Data shown »
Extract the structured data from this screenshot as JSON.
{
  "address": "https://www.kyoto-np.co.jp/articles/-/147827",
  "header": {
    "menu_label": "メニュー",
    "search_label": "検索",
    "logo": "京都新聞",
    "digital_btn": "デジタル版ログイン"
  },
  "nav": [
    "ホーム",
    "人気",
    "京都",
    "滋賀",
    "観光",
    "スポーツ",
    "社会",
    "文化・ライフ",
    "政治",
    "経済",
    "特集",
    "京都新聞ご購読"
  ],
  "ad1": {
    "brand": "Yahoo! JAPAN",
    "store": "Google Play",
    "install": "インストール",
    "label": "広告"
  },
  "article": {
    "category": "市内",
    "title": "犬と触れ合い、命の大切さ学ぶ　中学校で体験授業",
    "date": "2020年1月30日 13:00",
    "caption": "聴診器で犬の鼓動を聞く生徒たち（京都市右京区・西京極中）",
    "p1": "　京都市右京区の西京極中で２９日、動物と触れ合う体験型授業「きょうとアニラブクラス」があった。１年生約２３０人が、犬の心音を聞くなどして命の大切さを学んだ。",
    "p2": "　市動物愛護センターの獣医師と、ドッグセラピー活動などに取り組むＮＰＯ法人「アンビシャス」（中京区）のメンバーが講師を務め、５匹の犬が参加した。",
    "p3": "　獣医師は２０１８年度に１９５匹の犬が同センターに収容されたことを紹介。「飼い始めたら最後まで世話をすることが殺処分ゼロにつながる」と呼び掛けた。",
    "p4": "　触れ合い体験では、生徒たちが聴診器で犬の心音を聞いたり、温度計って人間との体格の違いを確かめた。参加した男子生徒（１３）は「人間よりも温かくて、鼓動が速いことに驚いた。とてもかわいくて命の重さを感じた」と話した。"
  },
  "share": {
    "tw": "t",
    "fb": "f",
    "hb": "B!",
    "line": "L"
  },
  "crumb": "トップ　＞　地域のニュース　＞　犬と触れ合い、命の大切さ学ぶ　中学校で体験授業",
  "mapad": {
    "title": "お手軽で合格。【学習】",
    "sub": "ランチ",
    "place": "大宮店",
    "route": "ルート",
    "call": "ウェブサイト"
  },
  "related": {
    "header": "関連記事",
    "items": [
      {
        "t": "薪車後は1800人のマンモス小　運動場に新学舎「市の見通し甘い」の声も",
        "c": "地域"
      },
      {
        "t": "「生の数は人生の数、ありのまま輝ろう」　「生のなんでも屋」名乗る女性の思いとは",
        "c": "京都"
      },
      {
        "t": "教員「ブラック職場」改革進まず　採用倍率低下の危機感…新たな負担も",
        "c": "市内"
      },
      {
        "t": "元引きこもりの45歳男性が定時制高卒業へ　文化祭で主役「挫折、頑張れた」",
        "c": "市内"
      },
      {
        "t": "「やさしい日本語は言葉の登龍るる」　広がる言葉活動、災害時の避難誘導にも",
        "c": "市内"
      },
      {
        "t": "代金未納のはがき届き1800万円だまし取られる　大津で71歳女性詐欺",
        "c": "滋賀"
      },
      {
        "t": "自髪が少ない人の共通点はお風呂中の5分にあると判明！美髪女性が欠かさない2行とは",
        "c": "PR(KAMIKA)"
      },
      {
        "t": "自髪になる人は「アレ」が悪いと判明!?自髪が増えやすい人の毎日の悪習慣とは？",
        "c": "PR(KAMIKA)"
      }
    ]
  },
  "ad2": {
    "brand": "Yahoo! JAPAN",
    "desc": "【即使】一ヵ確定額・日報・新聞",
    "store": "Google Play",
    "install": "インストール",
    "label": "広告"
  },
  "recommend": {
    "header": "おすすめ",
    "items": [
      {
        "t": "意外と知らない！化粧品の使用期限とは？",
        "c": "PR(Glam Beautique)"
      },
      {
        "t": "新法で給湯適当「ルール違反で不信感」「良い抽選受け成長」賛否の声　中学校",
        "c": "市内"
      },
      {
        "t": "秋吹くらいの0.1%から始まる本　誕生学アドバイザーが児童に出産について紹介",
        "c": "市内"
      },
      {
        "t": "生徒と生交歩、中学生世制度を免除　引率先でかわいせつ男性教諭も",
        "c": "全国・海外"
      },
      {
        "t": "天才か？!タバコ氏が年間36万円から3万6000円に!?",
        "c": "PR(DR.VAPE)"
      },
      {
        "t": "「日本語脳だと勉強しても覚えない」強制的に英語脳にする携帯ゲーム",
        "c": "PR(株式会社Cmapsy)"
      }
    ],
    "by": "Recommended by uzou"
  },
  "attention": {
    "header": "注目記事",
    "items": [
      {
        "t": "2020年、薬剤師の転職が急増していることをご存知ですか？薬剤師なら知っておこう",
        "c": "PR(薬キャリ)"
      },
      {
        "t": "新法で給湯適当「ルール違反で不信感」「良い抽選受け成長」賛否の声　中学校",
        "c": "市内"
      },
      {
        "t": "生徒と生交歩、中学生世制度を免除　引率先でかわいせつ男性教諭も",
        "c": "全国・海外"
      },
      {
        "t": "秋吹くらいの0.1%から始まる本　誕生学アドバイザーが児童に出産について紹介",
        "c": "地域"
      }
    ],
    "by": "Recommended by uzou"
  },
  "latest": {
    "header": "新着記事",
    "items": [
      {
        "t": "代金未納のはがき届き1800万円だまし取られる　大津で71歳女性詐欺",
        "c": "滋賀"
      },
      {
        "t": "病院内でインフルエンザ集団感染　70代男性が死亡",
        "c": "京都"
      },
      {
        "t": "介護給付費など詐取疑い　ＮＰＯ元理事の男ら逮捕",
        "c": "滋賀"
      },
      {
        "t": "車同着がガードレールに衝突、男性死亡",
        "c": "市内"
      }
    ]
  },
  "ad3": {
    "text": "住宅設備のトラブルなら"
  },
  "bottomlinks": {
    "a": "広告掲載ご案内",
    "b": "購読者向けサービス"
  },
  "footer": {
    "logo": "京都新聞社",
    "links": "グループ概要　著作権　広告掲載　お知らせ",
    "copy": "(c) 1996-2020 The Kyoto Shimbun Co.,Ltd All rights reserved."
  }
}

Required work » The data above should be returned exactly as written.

Your response »
Extract the structured data from this screenshot as JSON.
{
  "address": "https://www.kyoto-np.co.jp/articles/-/147827",
  "header": {
    "menu_label": "メニュー",
    "search_label": "検索",
    "logo": "京都新聞",
    "digital_btn": "デジタル版ログイン"
  },
  "nav": [
    "ホーム",
    "人気",
    "京都",
    "滋賀",
    "観光",
    "スポーツ",
    "社会",
    "文化・ライフ",
    "政治",
    "経済",
    "特集",
    "京都新聞ご購読"
  ],
  "ad1": {
    "brand": "Yahoo! JAPAN",
    "store": "Google Play",
    "install": "インストール",
    "label": "広告"
  },
  "article": {
    "category": "市内",
    "title": "犬と触れ合い、命の大切さ学ぶ　中学校で体験授業",
    "date": "2020年1月30日 13:00",
    "caption": "聴診器で犬の鼓動を聞く生徒たち（京都市右京区・西京極中）",
    "p1": "　京都市右京区の西京極中で２９日、動物と触れ合う体験型授業「きょうとアニラブクラス」があった。１年生約２３０人が、犬の心音を聞くなどして命の大切さを学んだ。",
    "p2": "　市動物愛護センターの獣医師と、ドッグセラピー活動などに取り組むＮＰＯ法人「アンビシャス」（中京区）のメンバーが講師を務め、５匹の犬が参加した。",
    "p3": "　獣医師は２０１８年度に１９５匹の犬が同センターに収容されたことを紹介。「飼い始めたら最後まで世話をすることが殺処分ゼロにつながる」と呼び掛けた。",
    "p4": "　触れ合い体験では、生徒たちが聴診器で犬の心音を聞いたり、温度計って人間との体格の違いを確かめた。参加した男子生徒（１３）は「人間よりも温かくて、鼓動が速いことに驚いた。とてもかわいくて命の重さを感じた」と話した。"
  },
  "share": {
    "tw": "t",
    "fb": "f",
    "hb": "B!",
    "line": "L"
  },
  "crumb": "トップ　＞　地域のニュース　＞　犬と触れ合い、命の大切さ学ぶ　中学校で体験授業",
  "mapad": {
    "title": "お手軽で合格。【学習】",
    "sub": "ランチ",
    "place": "大宮店",
    "route": "ルート",
    "call": "ウェブサイト"
  },
  "related": {
    "header": "関連記事",
    "items": [
      {
        "t": "薪車後は1800人のマンモス小　運動場に新学舎「市の見通し甘い」の声も",
        "c": "地域"
      },
      {
        "t": "「生の数は人生の数、ありのまま輝ろう」　「生のなんでも屋」名乗る女性の思いとは",
        "c": "京都"
      },
      {
        "t": "教員「ブラック職場」改革進まず　採用倍率低下の危機感…新たな負担も",
        "c": "市内"
      },
      {
        "t": "元引きこもりの45歳男性が定時制高卒業へ　文化祭で主役「挫折、頑張れた」",
        "c": "市内"
      },
      {
        "t": "「やさしい日本語は言葉の登龍るる」　広がる言葉活動、災害時の避難誘導にも",
        "c": "市内"
      },
      {
        "t": "代金未納のはがき届き1800万円だまし取られる　大津で71歳女性詐欺",
        "c": "滋賀"
      },
      {
        "t": "自髪が少ない人の共通点はお風呂中の5分にあると判明！美髪女性が欠かさない2行とは",
        "c": "PR(KAMIKA)"
      },
      {
        "t": "自髪になる人は「アレ」が悪いと判明!?自髪が増えやすい人の毎日の悪習慣とは？",
        "c": "PR(KAMIKA)"
      }
    ]
  },
  "ad2": {
    "brand": "Yahoo! JAPAN",
    "desc": "【即使】一ヵ確定額・日報・新聞",
    "store": "Google Play",
    "install": "インストール",
    "label": "広告"
  },
  "recommend": {
    "header": "おすすめ",
    "items": [
      {
        "t": "意外と知らない！化粧品の使用期限とは？",
        "c": "PR(Glam Beautique)"
      },
      {
        "t": "新法で給湯適当「ルール違反で不信感」「良い抽選受け成長」賛否の声　中学校",
        "c": "市内"
      },
      {
        "t": "秋吹くらいの0.1%から始まる本　誕生学アドバイザーが児童に出産について紹介",
        "c": "市内"
      },
      {
        "t": "生徒と生交歩、中学生世制度を免除　引率先でかわいせつ男性教諭も",
        "c": "全国・海外"
      },
      {
        "t": "天才か？!タバコ氏が年間36万円から3万6000円に!?",
        "c": "PR(DR.VAPE)"
      },
      {
        "t": "「日本語脳だと勉強しても覚えない」強制的に英語脳にする携帯ゲーム",
        "c": "PR(株式会社Cmapsy)"
      }
    ],
    "by": "Recommended by uzou"
  },
  "attention": {
    "header": "注目記事",
    "items": [
      {
        "t": "2020年、薬剤師の転職が急増していることをご存知ですか？薬剤師なら知っておこう",
        "c": "PR(薬キャリ)"
      },
      {
        "t": "新法で給湯適当「ルール違反で不信感」「良い抽選受け成長」賛否の声　中学校",
        "c": "市内"
      },
      {
        "t": "生徒と生交歩、中学生世制度を免除　引率先でかわいせつ男性教諭も",
        "c": "全国・海外"
      },
      {
        "t": "秋吹くらいの0.1%から始まる本　誕生学アドバイザーが児童に出産について紹介",
        "c": "地域"
      }
    ],
    "by": "Recommended by uzou"
  },
  "latest": {
    "header": "新着記事",
    "items": [
      {
        "t": "代金未納のはがき届き1800万円だまし取られる　大津で71歳女性詐欺",
        "c": "滋賀"
      },
      {
        "t": "病院内でインフルエンザ集団感染　70代男性が死亡",
        "c": "京都"
      },
      {
        "t": "介護給付費など詐取疑い　ＮＰＯ元理事の男ら逮捕",
        "c": "滋賀"
      },
      {
        "t": "車同着がガードレールに衝突、男性死亡",
        "c": "市内"
      }
    ]
  },
  "ad3": {
    "text": "住宅設備のトラブルなら"
  },
  "bottomlinks": {
    "a": "広告掲載ご案内",
    "b": "購読者向けサービス"
  },
  "footer": {
    "logo": "京都新聞社",
    "links": "グループ概要　著作権　広告掲載　お知らせ",
    "copy": "(c) 1996-2020 The Kyoto Shimbun Co.,Ltd All rights reserved."
  }
}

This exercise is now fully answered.